Orignal post 2011-06-10:
In various web APIs, there is some confusion between the representation of a hash value.
There exists APIs where a password is validated as, say, MD5(challenge + MD5(salt + password)).
Let's leave aside the fact that MD5 is not a secure algorithm anymore (you can procedurally generate an input that generates any MD5 hash value you want in cheap-to-compute time).
However, there are still problems with this specification. An MD5 checksum can be represented as a sequence of 16 binary bytes, or it can be represented as a sequence of 32 hexadecimal digits. And, in the latter case, those digits can be upper or lower case (although lower case generally prevails).
Having to interface with one of the hex-digit varieties, from code that runs in the Erlang programming language, is somewhat annoying, because the Erlang built-in MD5 generates binary bytes only. By contrast, the Python MD5 API generates both, and the PHP MD5 API generates hex by default but in modern versions has an option to generate binary. Googling for this will quickly show a couple of blog posts that convert from binary to hex. However, they do it the hard way, writing their own "hex digit" conversion functions, and generally making life difficult. Turns out, Erlang is a lot more elegant than those examples. I started out with this function to convert a binary value to a hex string in Erlang:

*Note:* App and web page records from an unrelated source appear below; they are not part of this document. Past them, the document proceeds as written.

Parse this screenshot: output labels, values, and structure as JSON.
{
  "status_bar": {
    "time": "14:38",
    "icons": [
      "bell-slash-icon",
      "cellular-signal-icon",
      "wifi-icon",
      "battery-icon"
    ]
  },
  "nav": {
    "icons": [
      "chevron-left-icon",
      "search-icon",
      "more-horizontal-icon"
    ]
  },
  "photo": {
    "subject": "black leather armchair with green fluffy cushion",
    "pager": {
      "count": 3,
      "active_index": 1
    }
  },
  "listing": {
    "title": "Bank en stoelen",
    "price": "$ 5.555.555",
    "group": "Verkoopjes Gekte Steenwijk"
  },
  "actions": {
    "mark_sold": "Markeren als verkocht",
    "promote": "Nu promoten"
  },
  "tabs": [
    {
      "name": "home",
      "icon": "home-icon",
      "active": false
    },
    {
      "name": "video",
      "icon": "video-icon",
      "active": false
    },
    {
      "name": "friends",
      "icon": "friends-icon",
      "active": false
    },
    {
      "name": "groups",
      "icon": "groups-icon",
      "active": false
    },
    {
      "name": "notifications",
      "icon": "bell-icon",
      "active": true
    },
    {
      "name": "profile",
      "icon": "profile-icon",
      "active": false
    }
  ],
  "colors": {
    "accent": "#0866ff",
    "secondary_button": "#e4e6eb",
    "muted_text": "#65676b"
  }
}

hexstring(Binary) when is_binary(Binary) -> lists:flatten(lists:map( fun(X) -> io_lib:format("~2.16.0b", [X]) end, binary_to_list(Binary))).

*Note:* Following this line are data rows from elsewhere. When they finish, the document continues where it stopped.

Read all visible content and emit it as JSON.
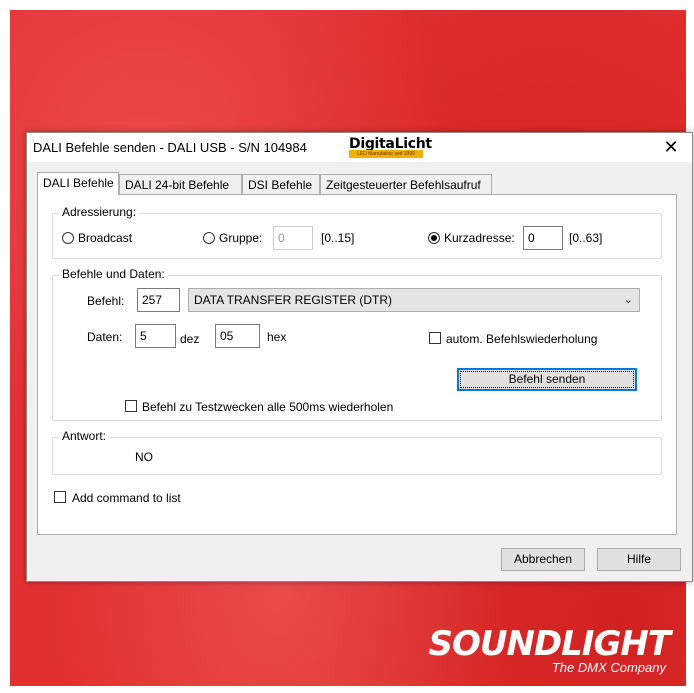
{
  "window": {
    "title": "DALI Befehle senden - DALI USB - S/N 104984",
    "logo_text": "DigitaLicht",
    "logo_tagline": "LED Manufaktur seit 1999",
    "close_glyph": "✕"
  },
  "tabs": [
    {
      "label": "DALI Befehle",
      "active": true
    },
    {
      "label": "DALI 24-bit Befehle",
      "active": false
    },
    {
      "label": "DSI Befehle",
      "active": false
    },
    {
      "label": "Zeitgesteuerter Befehlsaufruf",
      "active": false
    }
  ],
  "addressing": {
    "group_label": "Adressierung:",
    "broadcast_label": "Broadcast",
    "broadcast_checked": false,
    "group_radio_label": "Gruppe:",
    "group_checked": false,
    "group_value": "0",
    "group_range": "[0..15]",
    "short_label": "Kurzadresse:",
    "short_checked": true,
    "short_value": "0",
    "short_range": "[0..63]"
  },
  "commands": {
    "group_label": "Befehle und Daten:",
    "befehl_label": "Befehl:",
    "befehl_value": "257",
    "befehl_selected": "DATA TRANSFER REGISTER (DTR)",
    "daten_label": "Daten:",
    "daten_dec_value": "5",
    "dec_unit": "dez",
    "daten_hex_value": "05",
    "hex_unit": "hex",
    "auto_repeat_label": "autom. Befehlswiederholung",
    "auto_repeat_checked": false,
    "send_button": "Befehl senden",
    "test_repeat_label": "Befehl zu Testzwecken alle 500ms wiederholen",
    "test_repeat_checked": false
  },
  "answer": {
    "group_label": "Antwort:",
    "value": "NO"
  },
  "add_to_list": {
    "label": "Add command to list",
    "checked": false
  },
  "footer": {
    "cancel_button": "Abbrechen",
    "help_button": "Hilfe"
  },
  "branding": {
    "name": "SOUNDLIGHT",
    "tagline": "The DMX Company"
  },
  "colors": {
    "background": "#e23030",
    "focus_blue": "#0078d7"
  }
}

That's it. One line of code (broken into 4 for readability). You might even write it where you need it, instead of putting it in a function (although having it in a function is convenient). It's also totally functional in its expression, not requiring any non-standard dependencies.

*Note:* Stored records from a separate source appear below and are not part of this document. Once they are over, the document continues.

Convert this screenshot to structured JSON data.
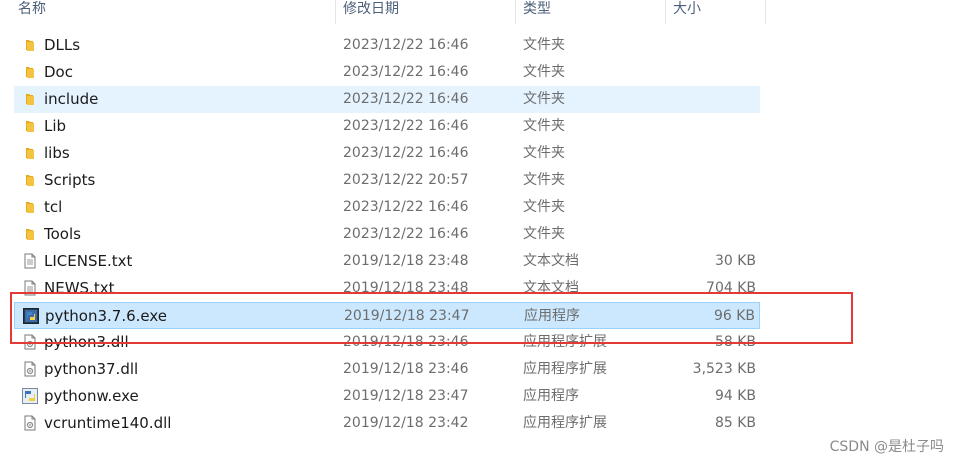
{
  "columns": {
    "name": "名称",
    "modified": "修改日期",
    "type": "类型",
    "size": "大小"
  },
  "files": [
    {
      "name": "DLLs",
      "modified": "2023/12/22 16:46",
      "type": "文件夹",
      "size": "",
      "icon": "folder-icon",
      "state": ""
    },
    {
      "name": "Doc",
      "modified": "2023/12/22 16:46",
      "type": "文件夹",
      "size": "",
      "icon": "folder-icon",
      "state": ""
    },
    {
      "name": "include",
      "modified": "2023/12/22 16:46",
      "type": "文件夹",
      "size": "",
      "icon": "folder-icon",
      "state": "hover"
    },
    {
      "name": "Lib",
      "modified": "2023/12/22 16:46",
      "type": "文件夹",
      "size": "",
      "icon": "folder-icon",
      "state": ""
    },
    {
      "name": "libs",
      "modified": "2023/12/22 16:46",
      "type": "文件夹",
      "size": "",
      "icon": "folder-icon",
      "state": ""
    },
    {
      "name": "Scripts",
      "modified": "2023/12/22 20:57",
      "type": "文件夹",
      "size": "",
      "icon": "folder-icon",
      "state": ""
    },
    {
      "name": "tcl",
      "modified": "2023/12/22 16:46",
      "type": "文件夹",
      "size": "",
      "icon": "folder-icon",
      "state": ""
    },
    {
      "name": "Tools",
      "modified": "2023/12/22 16:46",
      "type": "文件夹",
      "size": "",
      "icon": "folder-icon",
      "state": ""
    },
    {
      "name": "LICENSE.txt",
      "modified": "2019/12/18 23:48",
      "type": "文本文档",
      "size": "30 KB",
      "icon": "text-document-icon",
      "state": ""
    },
    {
      "name": "NEWS.txt",
      "modified": "2019/12/18 23:48",
      "type": "文本文档",
      "size": "704 KB",
      "icon": "text-document-icon",
      "state": ""
    },
    {
      "name": "python3.7.6.exe",
      "modified": "2019/12/18 23:47",
      "type": "应用程序",
      "size": "96 KB",
      "icon": "python-installer-icon",
      "state": "selected"
    },
    {
      "name": "python3.dll",
      "modified": "2019/12/18 23:46",
      "type": "应用程序扩展",
      "size": "58 KB",
      "icon": "dll-file-icon",
      "state": ""
    },
    {
      "name": "python37.dll",
      "modified": "2019/12/18 23:46",
      "type": "应用程序扩展",
      "size": "3,523 KB",
      "icon": "dll-file-icon",
      "state": ""
    },
    {
      "name": "pythonw.exe",
      "modified": "2019/12/18 23:47",
      "type": "应用程序",
      "size": "94 KB",
      "icon": "python-exe-icon",
      "state": ""
    },
    {
      "name": "vcruntime140.dll",
      "modified": "2019/12/18 23:42",
      "type": "应用程序扩展",
      "size": "85 KB",
      "icon": "dll-file-icon",
      "state": ""
    }
  ],
  "watermark": "CSDN @是杜子吗",
  "colors": {
    "selection": "#cce8ff",
    "hover": "#e5f3ff",
    "highlight_box": "#e53935",
    "folder": "#f5c342"
  }
}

The trick to this expression is the io_lib:format format string for integers. io_lib:format() is similar to sprintf() in C/C++, except it's type safe, and uses a different sytax. Each format term is introduced through a tilde. There are three (mostly optional) fields: width, precision and pad, followed by the conversion character. "B" means "uppercase integer of given base," and "b" means "lowercase integer of given base." The width in this case is 2 characters, the precision is 16, which is interpreted as base for this conversion, and the padding character is 0. If it didn't pad by 0, then single-digit values would be default padded to 2 width by a space, which is not what we want.
But, then I started thinking: Erlang has a wonderful bigint library, that will go as large as you want it to. The integer format conversion works for those, too. So, behold an even better version:
hexstring(<<X:128/big-unsigned-integer>>) -> lists:flatten(io_lib:format("~32.16.0b", [X])).
This uses binary matching syntax (a really cool part of Erlang designed to ease implementation of network protocols). The input argument is exactly a binary value of 128 bits, interpreted as an unsigned big-endian integer. It's then formatted as a 32-digit, 0-padded, lowercase, base-16 (hexadecimal) number. Done!
Functional Programming with Standard Libraries: 1
Crappy Web Blogs: 0
Update 2011-03-16: if you also are working with hashes of SHA1 or SHA-256 or SHA-512, then you can extend the function as appropriate:
hexstring(<<X:128/big-unsigned-integer>>) -> lists:flatten(io_lib:format("~32.16.0b", [X])); hexstring(<<X:160/big-unsigned-integer>>) -> lists:flatten(io_lib:format("~40.16.0b", [X])); hexstring(<<X:256/big-unsigned-integer>>) -> lists:flatten(io_lib:format("~64.16.0b", [X])); hexstring(<<X:512/big-unsigned-integer>>) -> lists:flatten(io_lib:format("~128.16.0b", [X])).
(Extending it to an arbitrary precision is also possible and left as an exercise to the reader, although I prefer to be explicit about the data I accept, so as to catch unexpected data early!)